TO truly appreciate Andy Golledge, you need to witness the alt-country singer-songwriter live on stage.
It's chaotic. It's frenetic. He's one of those performers who seemingly appear constantly on the precipice of disaster, only to reel himself back with a large dose of charisma.
Case in point was two weeks ago when Golledge performed at the bushfire fundraiser Mary's Loves The Bush at Sydney's Lansdowne Hotel.
The set ended with Golledge performing among the packed crowd wearing nothing but his underwear, an acoustic guitar, a cowboy hat and a sweaty handlebar moustache surrounded by topless male and female fans.
These are the kinds of manic performances Golledge has been delivering for 16 years around hipster inner-west Sydney venues and at festivals like Dashville Skyline since leaving his hometown of Tamworth at 19.
But there's been an absence of recorded material. Finally on Friday Golledge released his debut EP Namoi through Mushroom's indie label I Oh You.
"I feed off performing, I feed off the energy of other people," Golledge tells Weekender the morning after Mary's Loves The Bush.

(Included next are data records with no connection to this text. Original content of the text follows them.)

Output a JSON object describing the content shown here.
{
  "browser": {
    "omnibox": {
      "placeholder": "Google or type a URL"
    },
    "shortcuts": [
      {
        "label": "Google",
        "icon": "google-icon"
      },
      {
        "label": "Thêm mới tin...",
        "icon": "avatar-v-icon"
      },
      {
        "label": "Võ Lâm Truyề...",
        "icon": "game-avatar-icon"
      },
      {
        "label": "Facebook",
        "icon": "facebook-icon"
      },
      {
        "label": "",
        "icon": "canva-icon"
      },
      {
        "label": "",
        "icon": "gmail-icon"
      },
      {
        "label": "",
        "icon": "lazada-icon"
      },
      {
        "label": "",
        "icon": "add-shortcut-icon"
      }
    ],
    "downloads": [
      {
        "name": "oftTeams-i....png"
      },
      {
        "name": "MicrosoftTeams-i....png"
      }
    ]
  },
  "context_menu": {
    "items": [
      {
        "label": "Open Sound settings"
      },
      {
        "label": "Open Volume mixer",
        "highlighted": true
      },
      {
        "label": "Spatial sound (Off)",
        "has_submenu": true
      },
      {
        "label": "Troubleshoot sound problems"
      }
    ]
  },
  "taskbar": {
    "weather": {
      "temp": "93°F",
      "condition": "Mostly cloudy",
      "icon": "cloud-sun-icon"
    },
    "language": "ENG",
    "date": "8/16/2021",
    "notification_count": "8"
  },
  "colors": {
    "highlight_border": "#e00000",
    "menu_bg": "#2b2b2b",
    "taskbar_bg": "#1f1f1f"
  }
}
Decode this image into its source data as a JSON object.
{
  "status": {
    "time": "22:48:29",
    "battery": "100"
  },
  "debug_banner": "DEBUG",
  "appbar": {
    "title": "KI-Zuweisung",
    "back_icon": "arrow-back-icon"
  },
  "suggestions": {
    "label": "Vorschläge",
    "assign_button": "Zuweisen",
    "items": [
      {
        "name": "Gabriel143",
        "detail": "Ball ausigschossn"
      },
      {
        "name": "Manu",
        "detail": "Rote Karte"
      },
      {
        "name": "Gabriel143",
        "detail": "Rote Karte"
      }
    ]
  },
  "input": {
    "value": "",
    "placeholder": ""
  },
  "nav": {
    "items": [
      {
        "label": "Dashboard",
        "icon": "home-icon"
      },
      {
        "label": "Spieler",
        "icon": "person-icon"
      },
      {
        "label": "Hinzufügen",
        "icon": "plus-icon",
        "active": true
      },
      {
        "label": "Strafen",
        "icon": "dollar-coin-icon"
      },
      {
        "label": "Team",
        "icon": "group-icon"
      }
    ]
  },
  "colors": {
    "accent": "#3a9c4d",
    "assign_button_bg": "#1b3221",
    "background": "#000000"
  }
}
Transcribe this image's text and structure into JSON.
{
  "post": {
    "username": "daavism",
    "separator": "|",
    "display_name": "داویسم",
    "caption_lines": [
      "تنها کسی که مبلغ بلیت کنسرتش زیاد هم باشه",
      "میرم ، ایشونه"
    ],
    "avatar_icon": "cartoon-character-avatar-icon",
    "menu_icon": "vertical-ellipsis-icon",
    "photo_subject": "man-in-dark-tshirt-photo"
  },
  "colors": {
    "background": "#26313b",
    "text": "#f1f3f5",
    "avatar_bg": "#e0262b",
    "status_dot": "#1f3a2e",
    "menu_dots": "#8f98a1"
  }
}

"I think that's why it took so long to record stuff. You're a performer and it's all about the show and you've got to somehow capture that within a recording.
"You don't want to be one of those artists that people say, 'He's so red hot, but the CD is just OK.' That's a live performer's worst fear, I think.
"We got as close as we could. I think it sounds great and does our live performance justice."
Namoi is named after the river which passes near his hometown of Tamworth and flows west across the Liverpool Plains.
Throughout Golledge's life the Namoi River has been a constant. It's where he and his twin brother have fished and escaped to since they were children.
It was those nostalgic memories along the banks of the Namoi which inspired the EP's greatest moment, the soaring folk-rocker Run To The River. Golledge wrote the song for his brother who was struggling with depression due to suffering seizures from an undiagnosed brain tumour.
Elsewhere, Golledge's aching Neil Young-style vocal is dripping with emotion on the opener Blue and the stirring When Your Mind's Away. It's a far cry from his reputation as the wild frontman.
"Those songs hold a lot of emotional weight," he says. "When I play a live show, people definitely resonate with the lyrics, and still have a great time listening to sad music.
"I think that's a really great way to connect to emotional stuff. Sometimes people don't want to think, they just want to think they're thinking.
"That combination of upbeat music and melancholy lyrics is really important. It really opens the door to every aspect of life, which is important to break those barriers down."
Andy Golledge is expected to announce his Newcastle album tour show shortly.